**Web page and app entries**
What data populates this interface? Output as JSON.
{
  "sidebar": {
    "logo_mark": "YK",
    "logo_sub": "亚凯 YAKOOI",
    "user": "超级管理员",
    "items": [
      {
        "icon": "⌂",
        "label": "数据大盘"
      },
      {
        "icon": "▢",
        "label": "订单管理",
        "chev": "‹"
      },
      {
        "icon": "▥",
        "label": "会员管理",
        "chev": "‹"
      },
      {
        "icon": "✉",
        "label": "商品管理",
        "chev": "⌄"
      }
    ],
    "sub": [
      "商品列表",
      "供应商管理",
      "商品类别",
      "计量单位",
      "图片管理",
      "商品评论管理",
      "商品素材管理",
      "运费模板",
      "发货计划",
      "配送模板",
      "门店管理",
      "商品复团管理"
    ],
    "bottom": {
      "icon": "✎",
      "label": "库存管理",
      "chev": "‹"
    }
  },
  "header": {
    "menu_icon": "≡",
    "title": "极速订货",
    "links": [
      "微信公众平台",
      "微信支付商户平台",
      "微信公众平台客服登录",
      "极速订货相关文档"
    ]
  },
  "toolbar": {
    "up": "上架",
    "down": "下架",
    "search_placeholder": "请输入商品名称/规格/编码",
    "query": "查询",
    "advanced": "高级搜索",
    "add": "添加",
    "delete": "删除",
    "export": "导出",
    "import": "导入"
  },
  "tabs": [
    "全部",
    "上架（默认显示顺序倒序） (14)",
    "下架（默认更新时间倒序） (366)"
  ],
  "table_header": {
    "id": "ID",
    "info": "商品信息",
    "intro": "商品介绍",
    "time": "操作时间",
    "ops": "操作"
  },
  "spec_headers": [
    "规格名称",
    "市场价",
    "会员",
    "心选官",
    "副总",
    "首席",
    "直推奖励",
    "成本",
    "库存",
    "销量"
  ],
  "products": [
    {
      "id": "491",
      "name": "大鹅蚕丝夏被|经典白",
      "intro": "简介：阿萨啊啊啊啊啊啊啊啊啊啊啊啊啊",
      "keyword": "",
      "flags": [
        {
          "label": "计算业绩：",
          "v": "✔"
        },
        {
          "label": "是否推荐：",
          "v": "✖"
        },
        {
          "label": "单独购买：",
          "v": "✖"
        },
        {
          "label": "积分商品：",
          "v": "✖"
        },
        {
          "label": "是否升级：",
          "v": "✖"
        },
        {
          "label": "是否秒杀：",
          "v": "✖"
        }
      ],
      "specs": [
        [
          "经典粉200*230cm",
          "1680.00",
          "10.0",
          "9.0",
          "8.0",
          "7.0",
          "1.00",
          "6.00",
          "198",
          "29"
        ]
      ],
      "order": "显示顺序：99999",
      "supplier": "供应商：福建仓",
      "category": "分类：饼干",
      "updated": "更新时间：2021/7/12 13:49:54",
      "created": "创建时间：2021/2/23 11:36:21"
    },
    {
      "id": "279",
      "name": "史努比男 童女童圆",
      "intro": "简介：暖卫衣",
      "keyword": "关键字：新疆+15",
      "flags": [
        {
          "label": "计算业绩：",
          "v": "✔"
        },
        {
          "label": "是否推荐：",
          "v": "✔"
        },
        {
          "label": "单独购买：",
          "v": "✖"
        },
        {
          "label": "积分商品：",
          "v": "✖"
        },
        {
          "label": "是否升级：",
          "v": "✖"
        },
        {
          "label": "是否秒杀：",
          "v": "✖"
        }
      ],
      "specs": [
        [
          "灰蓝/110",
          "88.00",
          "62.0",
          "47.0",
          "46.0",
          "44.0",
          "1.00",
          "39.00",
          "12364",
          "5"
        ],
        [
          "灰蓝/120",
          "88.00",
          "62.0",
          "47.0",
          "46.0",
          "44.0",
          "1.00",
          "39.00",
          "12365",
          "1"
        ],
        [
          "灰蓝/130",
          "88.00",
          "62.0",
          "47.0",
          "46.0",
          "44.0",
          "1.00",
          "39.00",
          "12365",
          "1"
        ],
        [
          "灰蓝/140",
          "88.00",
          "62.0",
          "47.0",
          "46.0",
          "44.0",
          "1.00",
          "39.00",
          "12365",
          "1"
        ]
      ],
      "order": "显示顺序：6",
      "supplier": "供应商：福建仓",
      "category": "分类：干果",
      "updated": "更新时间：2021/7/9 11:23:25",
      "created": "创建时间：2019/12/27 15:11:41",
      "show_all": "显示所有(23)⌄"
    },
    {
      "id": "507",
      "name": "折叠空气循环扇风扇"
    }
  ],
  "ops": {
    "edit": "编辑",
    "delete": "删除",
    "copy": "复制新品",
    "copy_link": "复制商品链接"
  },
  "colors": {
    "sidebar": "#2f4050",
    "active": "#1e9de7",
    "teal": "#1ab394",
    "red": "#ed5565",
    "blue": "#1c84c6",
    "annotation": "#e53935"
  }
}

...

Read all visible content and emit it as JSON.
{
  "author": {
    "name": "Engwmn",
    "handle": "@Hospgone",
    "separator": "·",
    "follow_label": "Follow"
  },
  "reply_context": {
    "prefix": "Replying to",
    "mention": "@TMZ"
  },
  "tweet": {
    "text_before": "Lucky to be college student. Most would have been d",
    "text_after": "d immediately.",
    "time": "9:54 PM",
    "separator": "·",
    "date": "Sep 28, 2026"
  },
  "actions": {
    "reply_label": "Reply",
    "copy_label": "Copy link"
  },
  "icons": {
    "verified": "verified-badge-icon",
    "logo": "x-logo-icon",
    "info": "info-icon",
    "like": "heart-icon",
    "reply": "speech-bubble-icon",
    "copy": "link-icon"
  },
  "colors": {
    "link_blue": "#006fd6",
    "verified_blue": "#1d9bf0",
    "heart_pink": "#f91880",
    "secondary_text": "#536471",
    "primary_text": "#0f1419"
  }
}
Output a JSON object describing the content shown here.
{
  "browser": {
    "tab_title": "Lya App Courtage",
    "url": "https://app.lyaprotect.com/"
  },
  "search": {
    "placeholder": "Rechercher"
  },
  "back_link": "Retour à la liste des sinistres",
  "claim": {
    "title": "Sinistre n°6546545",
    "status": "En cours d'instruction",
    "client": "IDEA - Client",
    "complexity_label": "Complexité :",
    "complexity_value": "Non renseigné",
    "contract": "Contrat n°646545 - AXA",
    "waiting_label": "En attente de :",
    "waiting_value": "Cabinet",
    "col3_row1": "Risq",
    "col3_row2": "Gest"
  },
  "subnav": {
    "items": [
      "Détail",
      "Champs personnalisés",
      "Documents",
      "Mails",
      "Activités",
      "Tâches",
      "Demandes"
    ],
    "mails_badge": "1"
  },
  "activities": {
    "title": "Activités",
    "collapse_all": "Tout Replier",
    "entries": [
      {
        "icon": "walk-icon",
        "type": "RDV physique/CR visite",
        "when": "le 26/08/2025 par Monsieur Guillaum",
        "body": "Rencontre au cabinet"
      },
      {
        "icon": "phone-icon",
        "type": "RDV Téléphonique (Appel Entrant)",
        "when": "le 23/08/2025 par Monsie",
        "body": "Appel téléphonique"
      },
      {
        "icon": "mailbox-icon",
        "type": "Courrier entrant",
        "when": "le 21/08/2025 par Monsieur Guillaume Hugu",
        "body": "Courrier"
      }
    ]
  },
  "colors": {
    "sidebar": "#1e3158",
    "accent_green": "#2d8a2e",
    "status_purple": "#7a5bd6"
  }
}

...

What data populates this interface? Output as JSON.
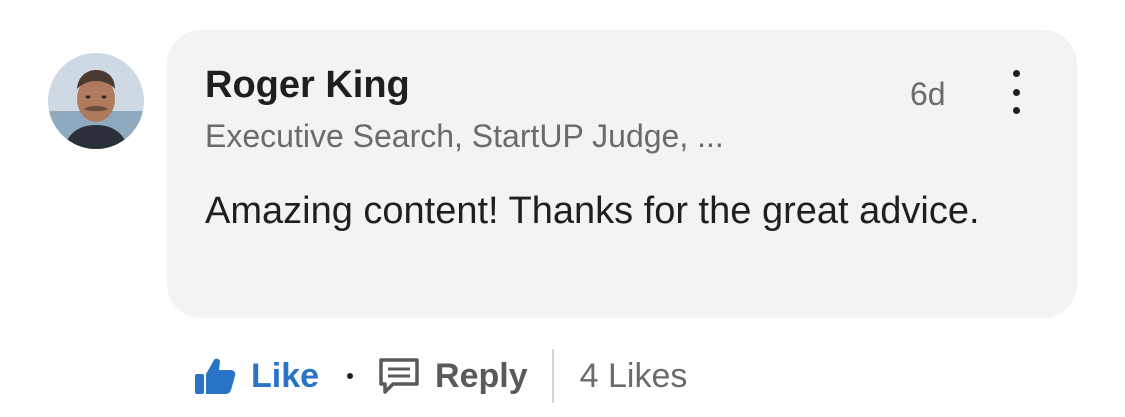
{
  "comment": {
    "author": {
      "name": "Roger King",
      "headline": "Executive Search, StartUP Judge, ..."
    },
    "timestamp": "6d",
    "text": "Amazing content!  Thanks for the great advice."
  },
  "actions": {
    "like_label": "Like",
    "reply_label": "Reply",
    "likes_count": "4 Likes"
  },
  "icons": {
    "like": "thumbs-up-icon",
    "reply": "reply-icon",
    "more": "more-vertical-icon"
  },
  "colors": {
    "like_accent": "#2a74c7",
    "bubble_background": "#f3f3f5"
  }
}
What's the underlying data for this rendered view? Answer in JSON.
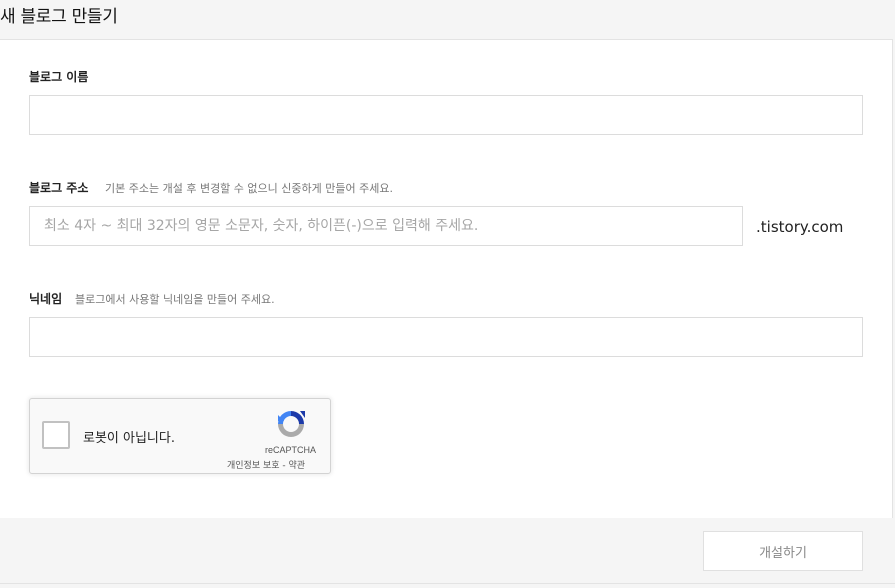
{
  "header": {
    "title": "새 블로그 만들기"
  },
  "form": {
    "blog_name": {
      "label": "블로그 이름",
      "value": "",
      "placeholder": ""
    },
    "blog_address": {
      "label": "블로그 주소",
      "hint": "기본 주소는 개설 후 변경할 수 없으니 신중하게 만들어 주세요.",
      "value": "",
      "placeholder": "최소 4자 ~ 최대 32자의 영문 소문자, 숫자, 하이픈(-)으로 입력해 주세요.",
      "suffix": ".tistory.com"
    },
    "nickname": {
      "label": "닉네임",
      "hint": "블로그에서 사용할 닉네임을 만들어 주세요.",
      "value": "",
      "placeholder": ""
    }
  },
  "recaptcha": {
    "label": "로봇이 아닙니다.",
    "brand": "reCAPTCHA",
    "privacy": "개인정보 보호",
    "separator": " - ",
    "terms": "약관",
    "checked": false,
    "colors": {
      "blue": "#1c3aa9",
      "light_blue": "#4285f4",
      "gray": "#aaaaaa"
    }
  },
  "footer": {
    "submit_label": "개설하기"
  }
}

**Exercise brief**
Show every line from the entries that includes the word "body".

**Exercise answer**
        "body": "Rencontre au cabinet"
        "body": "Appel téléphonique"
        "body": "Courrier"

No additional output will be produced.